This year, for the first time, CU Learn was used to manage training activities and participation. This change brought many benefits! They range from simplifying instructions for program participants, to making it easier to provide feedback, and include other efficiencies typically associated with reducing the number of systems used to accomplish a task.
ADI’s fifty-nine options this past year were intended to promote diversity of thought and cultural diversity awareness of the participants. Goals included encouraging conversation with Cornell colleagues on topics that fall outside of typical workgroup subjects, exposure to programs outside of the workplace to gain insights on the diversity of the campus, and exposure to cultural diversity representative of campus demographics.
There were twenty diversity training sessions, which covered gender inclusiveness, race and inequality, diversity in higher ed, disability and inclusion, cultural fluency, and multi-generational offices.
Summer Intern Program
We’re currently in the swing of things with this summer’s interns. (More details about that in another update coming soon!) Turning back to summer 2017, our seventeen interns participated in eleven weekly activities, among them kickoff, closing presentations, and field trips to Taughannock Falls and the Geneva Research Center. The Geneva trip was added to provide a broader view of Cornell activities outside of the Ithaca campus.
Two sessions were added to highlight diversity activities. The luncheon series included new and different speakers, including former Cornell students working at Cornell, to provide broader perspectives on administration of the university. Based on expressed interest, information on business etiquette was provided, as were mock interviews arranged by the Career Center.
For the first time, a project was developed which required the entire intern group to collaborate on outcomes, and there was an increase in the number of intern-led social events.

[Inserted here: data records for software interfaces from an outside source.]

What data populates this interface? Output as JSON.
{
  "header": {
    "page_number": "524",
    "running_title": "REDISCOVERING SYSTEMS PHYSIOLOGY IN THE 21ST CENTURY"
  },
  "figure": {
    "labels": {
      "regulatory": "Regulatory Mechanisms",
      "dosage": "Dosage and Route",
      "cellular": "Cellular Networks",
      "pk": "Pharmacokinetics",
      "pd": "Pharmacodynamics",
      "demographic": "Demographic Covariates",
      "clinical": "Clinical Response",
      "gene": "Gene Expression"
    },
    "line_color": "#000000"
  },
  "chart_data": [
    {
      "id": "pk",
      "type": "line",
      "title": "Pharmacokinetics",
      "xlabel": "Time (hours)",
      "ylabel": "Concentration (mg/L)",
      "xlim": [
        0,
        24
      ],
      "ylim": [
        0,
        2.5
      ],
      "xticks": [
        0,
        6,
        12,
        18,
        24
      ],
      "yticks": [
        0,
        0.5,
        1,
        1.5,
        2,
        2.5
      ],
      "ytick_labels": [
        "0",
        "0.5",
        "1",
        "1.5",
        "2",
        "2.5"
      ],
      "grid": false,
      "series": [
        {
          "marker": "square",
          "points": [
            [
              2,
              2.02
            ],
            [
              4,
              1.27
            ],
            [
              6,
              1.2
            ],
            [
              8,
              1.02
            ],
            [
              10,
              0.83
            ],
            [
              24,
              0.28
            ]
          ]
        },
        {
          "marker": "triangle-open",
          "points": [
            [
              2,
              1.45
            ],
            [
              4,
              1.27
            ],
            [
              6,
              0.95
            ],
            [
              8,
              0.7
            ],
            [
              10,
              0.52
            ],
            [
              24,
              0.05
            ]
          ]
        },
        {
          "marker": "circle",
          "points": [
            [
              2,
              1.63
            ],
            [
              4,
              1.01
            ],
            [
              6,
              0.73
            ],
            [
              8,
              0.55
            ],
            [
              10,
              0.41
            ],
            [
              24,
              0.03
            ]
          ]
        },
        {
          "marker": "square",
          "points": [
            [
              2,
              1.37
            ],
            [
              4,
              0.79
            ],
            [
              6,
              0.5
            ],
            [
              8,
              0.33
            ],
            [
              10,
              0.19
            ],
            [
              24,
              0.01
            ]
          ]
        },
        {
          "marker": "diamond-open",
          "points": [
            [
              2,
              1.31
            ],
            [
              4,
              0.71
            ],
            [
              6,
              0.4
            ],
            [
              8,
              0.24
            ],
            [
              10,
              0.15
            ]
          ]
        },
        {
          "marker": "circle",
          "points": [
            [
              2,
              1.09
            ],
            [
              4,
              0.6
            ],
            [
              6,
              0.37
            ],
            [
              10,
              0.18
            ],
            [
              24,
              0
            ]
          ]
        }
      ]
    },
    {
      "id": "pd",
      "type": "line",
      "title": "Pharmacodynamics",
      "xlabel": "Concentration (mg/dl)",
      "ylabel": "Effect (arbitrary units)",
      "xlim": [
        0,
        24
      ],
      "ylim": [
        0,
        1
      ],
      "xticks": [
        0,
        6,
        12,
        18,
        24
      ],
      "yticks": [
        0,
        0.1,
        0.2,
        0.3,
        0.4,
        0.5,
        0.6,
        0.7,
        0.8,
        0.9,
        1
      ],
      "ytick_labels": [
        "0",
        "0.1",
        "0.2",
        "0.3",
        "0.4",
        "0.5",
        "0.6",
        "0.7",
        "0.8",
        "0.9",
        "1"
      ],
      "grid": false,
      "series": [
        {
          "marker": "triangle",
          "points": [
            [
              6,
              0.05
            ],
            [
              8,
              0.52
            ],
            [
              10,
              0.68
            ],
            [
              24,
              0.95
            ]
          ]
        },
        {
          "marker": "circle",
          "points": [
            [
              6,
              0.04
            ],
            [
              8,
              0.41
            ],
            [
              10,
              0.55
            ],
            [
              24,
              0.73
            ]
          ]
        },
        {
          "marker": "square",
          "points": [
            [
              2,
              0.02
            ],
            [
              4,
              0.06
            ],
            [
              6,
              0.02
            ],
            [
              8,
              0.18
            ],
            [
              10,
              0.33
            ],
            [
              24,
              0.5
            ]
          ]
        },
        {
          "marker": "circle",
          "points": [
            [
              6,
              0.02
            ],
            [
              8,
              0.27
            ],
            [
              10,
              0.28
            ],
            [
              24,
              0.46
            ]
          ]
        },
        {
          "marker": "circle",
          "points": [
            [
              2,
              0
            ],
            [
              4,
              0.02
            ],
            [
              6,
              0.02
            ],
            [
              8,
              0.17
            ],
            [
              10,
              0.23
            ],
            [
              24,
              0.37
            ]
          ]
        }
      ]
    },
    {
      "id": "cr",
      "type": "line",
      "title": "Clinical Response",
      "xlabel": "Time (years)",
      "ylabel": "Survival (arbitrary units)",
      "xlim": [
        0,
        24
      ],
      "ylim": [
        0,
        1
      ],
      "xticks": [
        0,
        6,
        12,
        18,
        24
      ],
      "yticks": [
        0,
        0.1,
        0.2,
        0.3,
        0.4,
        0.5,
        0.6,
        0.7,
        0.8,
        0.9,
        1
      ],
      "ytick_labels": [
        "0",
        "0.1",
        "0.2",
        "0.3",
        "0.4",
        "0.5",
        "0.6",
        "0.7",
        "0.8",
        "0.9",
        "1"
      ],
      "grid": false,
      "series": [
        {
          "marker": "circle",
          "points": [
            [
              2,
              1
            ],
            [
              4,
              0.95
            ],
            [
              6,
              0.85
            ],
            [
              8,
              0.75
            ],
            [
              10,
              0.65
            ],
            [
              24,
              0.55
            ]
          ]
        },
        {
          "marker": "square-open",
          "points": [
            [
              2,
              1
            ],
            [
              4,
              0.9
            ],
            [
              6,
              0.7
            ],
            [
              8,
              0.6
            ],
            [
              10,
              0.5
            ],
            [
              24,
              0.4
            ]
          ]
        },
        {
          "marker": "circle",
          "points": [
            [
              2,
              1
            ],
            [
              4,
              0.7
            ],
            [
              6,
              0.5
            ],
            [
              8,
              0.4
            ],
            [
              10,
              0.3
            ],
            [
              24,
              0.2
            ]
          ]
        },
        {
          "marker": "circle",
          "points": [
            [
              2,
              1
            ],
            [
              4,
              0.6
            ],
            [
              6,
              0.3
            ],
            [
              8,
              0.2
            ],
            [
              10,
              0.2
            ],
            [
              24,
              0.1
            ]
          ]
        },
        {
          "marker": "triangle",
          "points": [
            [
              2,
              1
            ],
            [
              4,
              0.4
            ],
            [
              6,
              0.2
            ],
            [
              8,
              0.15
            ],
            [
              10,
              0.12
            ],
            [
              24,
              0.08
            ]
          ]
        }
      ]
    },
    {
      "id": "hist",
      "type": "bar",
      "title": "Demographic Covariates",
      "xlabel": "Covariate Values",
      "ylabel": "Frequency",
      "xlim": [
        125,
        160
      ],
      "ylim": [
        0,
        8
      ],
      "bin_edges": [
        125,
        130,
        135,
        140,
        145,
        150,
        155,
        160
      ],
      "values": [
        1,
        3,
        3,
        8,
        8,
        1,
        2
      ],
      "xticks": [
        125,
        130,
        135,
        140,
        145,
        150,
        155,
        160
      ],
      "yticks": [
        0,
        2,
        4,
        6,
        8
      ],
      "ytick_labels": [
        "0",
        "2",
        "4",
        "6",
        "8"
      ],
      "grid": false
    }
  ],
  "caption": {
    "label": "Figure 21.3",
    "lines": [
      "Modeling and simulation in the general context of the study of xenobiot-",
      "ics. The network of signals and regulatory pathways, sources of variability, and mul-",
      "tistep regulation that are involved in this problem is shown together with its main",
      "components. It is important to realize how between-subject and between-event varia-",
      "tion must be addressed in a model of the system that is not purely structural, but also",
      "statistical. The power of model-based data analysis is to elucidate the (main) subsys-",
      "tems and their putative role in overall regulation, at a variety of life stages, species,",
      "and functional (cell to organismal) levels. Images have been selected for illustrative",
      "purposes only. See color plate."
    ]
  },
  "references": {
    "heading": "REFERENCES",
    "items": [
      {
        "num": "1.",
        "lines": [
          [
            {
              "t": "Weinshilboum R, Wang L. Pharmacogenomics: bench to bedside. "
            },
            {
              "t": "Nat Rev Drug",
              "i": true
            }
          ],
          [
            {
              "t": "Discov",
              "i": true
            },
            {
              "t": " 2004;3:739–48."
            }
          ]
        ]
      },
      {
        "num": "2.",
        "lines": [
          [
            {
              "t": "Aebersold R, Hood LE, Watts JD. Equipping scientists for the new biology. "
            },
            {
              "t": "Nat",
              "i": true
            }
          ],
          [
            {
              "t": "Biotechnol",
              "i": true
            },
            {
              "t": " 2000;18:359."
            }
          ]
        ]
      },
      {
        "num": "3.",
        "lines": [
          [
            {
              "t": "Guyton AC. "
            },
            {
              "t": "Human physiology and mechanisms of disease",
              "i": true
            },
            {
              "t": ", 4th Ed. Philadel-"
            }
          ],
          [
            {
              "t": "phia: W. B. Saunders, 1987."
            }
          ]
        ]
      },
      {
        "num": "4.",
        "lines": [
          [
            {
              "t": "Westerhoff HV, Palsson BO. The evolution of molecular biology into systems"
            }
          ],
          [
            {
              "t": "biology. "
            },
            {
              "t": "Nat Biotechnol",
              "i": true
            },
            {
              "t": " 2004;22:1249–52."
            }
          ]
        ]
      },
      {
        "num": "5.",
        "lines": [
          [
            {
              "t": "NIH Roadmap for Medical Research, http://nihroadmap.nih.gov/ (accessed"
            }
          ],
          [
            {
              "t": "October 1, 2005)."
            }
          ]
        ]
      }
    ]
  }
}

CU Police worked with the ADI team to pilot ride-alongs with the ADI constituency in preparation for offering them to the interns. As a result, this summer, interns will have a tour of CU Police facilities and opportunities for ride-alongs.
Based on written feedback from the interns and supervisors, the program continues to be highly rated, supervisors are well thought of, and the luncheon program and speakers are extremely appreciated. Supervisors also provided formal performance comments to the interns. Students enjoyed the overall experience and say they would recommend the program. Additionally, many of the same supervisors continue to participate in the program, hosting an intern in their area year after year. Many also hire interns for the school year as budgets permit.
In Fiscal Year 2018, ADI communications continued to produce and circulate articles and updates, as well as post them to adi.cornell.edu, to keep ADI members and the broader Cornell community informed on initiative activities. The poster for member unit conference rooms was updated, and awareness activities were undertaken in support of specific efforts, such as informing students about internship opportunities.
Supplier Diversity Initiative
This past year, the Supplier Diversity Program continued to help the campus increase spending with diverse suppliers, and in turn help diverse suppliers develop stronger relationships with customers on campus. The SC Johnson College of Business’s Big Red Consulting (BRC) teams again worked with a select group of Cornell’s diverse suppliers. The BRC teams, comprising graduate students and a director for each team, helped the diverse suppliers grow their businesses by addressing potential sources for improvement and revenue increases. The graduate students participating in the program come from the College of Business, ILR, and Engineering. Projects are selected that align suppliers’ needs with the skill sets of these students.